Every new drone feed and every new soldier with a satellite radio creates more appetite for bandwidth — an appetite the military can’t hope to fill with military spacecraft alone. To try to keep up, the Pentagon has leased bandwidth from commercial carriers for more than a decade. And the next decade should bring even more commercial deals; in March, the Army announced it was looking for new satellite firms to help troops in Afghanistan communicate. According to a 2008 Intelligence Science Board study — one of the few public reports on the subject — demand for satellite communications could grow from about 30 gigabits per second to 80 gigabits a decade from now.
The Chinese are poised to help fill that need — especially over Africa, where Beijing has deep business and strategic interests. In 2012, China for the first time launched more rockets into space than the U.S. – including the Chinasat 12 and Apstar-7 communications satellites.
U.S. officials have in recent years publicly accused Chinese telecommunications firms of being, in effect, subcontractors of Beijing’s spies.
I’m startled,” says Dean Cheng, a research fellow and veteran China-watcher at the Heritage Foundation. “Is this risky? Well, since the satellite was openly contracted, they [the Chinese] know who is using which transponders. And I suspect they’re making a copy of all of it.”
Even if the data passing over the Apstar-7 is encrypted, the coded traffic could be used to give Chinese cryptanalysts valuable clues about how the American military obfuscates its information. “This is giving it to them in a nice, neat little package. I think there is a potential security concern.”

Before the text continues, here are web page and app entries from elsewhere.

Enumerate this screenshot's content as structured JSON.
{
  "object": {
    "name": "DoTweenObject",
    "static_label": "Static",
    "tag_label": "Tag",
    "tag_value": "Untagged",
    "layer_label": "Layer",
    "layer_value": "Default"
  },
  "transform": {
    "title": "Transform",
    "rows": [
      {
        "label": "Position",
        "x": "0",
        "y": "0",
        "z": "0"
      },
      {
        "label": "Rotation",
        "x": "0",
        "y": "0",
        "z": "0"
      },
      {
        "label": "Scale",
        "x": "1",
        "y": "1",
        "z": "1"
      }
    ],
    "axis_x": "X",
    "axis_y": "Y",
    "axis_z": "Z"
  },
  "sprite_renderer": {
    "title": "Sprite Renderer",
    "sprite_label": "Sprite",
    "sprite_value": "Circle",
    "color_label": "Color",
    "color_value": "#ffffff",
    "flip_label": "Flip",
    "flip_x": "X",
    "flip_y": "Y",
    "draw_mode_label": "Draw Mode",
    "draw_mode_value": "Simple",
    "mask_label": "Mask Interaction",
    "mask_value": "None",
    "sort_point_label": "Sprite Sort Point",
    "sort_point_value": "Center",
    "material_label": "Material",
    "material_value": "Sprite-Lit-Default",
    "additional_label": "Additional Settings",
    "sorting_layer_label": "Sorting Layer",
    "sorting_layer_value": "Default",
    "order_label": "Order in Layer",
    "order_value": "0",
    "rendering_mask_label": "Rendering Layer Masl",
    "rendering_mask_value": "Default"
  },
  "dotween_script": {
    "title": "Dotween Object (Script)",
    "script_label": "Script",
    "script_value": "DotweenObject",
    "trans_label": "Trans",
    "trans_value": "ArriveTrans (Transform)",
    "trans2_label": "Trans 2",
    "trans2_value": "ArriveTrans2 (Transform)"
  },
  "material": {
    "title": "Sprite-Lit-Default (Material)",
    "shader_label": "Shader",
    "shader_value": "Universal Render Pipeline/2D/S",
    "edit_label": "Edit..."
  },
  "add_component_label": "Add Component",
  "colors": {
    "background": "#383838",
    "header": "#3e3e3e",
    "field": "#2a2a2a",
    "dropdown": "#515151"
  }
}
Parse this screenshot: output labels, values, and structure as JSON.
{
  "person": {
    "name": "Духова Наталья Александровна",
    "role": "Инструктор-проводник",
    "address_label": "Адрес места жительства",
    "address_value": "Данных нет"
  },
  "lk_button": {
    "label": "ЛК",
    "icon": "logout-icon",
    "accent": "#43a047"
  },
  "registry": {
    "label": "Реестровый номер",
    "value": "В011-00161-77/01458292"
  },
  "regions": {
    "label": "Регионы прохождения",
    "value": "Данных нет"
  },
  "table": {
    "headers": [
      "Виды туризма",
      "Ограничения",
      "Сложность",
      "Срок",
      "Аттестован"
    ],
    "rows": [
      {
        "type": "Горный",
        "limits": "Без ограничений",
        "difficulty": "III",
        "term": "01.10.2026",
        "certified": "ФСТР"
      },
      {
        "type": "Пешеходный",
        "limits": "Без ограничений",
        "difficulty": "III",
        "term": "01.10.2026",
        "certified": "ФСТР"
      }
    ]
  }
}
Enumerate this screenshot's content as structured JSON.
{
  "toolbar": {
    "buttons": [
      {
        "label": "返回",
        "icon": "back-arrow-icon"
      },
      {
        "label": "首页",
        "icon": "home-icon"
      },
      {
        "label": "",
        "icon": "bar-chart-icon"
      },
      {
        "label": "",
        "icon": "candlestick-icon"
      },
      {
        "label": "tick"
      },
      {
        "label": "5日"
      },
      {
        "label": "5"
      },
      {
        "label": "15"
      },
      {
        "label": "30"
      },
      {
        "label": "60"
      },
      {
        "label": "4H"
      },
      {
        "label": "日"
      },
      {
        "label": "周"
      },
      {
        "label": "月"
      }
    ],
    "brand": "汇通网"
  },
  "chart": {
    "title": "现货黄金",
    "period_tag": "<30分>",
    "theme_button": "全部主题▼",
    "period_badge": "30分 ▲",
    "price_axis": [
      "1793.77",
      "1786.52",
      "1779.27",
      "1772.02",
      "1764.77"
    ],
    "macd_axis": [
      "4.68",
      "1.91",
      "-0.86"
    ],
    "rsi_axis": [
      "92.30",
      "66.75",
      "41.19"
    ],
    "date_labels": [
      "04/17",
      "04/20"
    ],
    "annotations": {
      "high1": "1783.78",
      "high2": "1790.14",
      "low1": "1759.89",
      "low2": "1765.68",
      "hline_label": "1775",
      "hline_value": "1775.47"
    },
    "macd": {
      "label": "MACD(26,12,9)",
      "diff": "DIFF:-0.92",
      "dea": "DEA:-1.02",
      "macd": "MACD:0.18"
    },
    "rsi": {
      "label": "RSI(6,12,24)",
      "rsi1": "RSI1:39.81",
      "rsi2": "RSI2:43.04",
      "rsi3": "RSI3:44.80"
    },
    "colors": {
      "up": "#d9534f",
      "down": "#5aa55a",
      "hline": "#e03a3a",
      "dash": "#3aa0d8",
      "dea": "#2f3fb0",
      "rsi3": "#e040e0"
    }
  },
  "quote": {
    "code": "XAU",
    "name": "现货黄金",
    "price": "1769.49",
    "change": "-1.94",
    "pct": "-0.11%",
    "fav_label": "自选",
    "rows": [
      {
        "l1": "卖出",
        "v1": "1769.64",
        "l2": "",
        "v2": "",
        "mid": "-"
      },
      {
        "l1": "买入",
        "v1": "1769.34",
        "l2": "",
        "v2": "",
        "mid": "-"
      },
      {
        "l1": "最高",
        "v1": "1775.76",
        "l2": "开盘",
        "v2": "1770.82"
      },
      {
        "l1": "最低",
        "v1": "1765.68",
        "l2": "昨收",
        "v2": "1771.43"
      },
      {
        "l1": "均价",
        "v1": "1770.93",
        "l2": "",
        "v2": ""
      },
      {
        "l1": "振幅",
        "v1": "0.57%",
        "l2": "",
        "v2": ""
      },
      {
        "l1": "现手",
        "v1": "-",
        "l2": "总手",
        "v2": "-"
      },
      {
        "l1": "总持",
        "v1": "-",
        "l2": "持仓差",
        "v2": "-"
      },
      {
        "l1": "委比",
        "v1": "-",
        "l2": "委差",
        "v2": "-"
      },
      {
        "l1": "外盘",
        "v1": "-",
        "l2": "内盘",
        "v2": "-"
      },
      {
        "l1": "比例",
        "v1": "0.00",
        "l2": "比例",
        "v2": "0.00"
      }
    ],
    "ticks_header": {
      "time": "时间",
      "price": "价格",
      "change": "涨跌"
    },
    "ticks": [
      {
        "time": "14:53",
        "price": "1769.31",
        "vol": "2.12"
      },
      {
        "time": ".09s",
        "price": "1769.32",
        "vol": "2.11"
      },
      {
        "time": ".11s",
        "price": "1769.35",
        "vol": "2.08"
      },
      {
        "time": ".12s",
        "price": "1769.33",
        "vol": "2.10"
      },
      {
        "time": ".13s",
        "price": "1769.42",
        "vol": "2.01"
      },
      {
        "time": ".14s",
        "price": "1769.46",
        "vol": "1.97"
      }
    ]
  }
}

And even if the Chinese don’t intercept the data, there’s always the danger of them suddenly deciding to block service to the American military.